**TASK TO COMPLETE**
Which lines run from the one containing "Serialize everything readable" through the end of the entries? Restate them word for word, and only those.

----

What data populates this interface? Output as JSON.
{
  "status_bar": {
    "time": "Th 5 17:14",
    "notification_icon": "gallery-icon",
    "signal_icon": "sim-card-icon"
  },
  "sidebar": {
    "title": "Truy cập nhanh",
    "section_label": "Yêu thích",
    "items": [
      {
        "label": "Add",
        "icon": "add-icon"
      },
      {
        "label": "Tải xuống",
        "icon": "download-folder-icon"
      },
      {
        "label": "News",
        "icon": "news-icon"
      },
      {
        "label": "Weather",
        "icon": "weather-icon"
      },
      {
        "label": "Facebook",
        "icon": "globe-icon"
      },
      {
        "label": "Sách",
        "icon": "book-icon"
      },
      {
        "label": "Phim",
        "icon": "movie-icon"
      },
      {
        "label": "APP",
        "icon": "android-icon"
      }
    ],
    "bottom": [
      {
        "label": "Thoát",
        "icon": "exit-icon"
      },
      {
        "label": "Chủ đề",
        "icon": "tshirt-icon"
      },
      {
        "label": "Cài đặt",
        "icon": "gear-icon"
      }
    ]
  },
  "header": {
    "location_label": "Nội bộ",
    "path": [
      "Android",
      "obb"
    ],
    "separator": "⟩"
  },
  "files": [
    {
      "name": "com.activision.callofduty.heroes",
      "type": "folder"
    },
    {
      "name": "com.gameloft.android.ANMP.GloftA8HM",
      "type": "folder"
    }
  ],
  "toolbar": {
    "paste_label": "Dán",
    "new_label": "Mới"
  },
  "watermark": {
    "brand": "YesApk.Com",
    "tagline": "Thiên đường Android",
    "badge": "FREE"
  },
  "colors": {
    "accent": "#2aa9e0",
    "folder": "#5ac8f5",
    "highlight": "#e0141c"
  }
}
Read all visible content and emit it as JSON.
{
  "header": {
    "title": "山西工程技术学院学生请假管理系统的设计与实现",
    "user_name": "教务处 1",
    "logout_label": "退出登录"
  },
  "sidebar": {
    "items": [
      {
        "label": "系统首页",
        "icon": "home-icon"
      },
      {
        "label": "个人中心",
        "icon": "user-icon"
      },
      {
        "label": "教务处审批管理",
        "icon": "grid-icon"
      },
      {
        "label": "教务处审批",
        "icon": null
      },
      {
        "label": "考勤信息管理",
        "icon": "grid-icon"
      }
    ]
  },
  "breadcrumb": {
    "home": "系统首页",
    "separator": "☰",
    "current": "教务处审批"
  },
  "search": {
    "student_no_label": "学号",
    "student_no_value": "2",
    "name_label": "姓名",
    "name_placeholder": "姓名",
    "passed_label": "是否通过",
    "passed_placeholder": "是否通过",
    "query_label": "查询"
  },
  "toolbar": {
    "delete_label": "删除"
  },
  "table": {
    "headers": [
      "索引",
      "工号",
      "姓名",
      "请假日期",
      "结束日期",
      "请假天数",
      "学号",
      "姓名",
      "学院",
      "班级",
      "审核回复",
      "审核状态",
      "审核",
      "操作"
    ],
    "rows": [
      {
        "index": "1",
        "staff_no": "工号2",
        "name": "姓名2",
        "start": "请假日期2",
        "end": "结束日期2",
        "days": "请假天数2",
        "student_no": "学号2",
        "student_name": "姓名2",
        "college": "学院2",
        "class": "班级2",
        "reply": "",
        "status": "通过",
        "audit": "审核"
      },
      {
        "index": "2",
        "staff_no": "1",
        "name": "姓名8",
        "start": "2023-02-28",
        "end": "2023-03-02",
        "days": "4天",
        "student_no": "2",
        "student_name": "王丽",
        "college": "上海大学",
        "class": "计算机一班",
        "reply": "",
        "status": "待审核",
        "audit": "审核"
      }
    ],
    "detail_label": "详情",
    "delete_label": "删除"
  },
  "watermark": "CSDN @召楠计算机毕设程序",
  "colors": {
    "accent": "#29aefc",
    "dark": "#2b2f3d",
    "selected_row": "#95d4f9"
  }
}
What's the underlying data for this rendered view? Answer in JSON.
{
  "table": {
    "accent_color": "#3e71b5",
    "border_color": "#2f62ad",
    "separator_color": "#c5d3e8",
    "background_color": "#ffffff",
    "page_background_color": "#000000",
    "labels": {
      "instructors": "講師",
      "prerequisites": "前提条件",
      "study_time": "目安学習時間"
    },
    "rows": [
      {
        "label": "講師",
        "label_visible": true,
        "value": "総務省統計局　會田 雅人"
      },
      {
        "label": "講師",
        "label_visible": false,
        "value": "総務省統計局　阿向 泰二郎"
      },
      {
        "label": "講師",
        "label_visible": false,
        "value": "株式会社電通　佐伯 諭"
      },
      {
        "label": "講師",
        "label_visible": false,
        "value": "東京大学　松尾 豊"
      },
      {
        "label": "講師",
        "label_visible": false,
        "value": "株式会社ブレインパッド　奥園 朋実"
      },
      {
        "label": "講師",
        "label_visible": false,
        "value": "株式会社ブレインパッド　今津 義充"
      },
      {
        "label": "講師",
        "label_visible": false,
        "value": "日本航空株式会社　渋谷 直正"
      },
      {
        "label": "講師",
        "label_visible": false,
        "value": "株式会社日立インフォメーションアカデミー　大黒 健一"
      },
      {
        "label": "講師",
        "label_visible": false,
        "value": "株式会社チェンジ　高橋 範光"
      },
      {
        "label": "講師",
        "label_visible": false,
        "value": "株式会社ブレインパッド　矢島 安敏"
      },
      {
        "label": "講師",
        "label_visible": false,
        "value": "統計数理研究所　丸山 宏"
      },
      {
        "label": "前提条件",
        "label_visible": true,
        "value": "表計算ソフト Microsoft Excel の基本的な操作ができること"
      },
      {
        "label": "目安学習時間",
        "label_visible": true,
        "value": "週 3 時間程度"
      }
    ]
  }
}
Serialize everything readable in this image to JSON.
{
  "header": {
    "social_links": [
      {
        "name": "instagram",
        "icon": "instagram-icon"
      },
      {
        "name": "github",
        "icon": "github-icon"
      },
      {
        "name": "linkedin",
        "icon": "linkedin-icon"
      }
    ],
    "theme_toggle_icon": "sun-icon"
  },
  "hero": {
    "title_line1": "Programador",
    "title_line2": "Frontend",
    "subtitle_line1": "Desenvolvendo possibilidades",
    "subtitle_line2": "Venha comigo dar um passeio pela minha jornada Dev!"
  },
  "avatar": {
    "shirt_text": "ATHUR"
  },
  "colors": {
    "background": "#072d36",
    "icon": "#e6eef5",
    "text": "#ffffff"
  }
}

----

**SOLUTION TO THE PROBLEM**
Serialize everything readable in this image to JSON.
{
  "header": {
    "social_links": [
      {
        "name": "instagram",
        "icon": "instagram-icon"
      },
      {
        "name": "github",
        "icon": "github-icon"
      },
      {
        "name": "linkedin",
        "icon": "linkedin-icon"
      }
    ],
    "theme_toggle_icon": "sun-icon"
  },
  "hero": {
    "title_line1": "Programador",
    "title_line2": "Frontend",
    "subtitle_line1": "Desenvolvendo possibilidades",
    "subtitle_line2": "Venha comigo dar um passeio pela minha jornada Dev!"
  },
  "avatar": {
    "shirt_text": "ATHUR"
  },
  "colors": {
    "background": "#072d36",
    "icon": "#e6eef5",
    "text": "#ffffff"
  }
}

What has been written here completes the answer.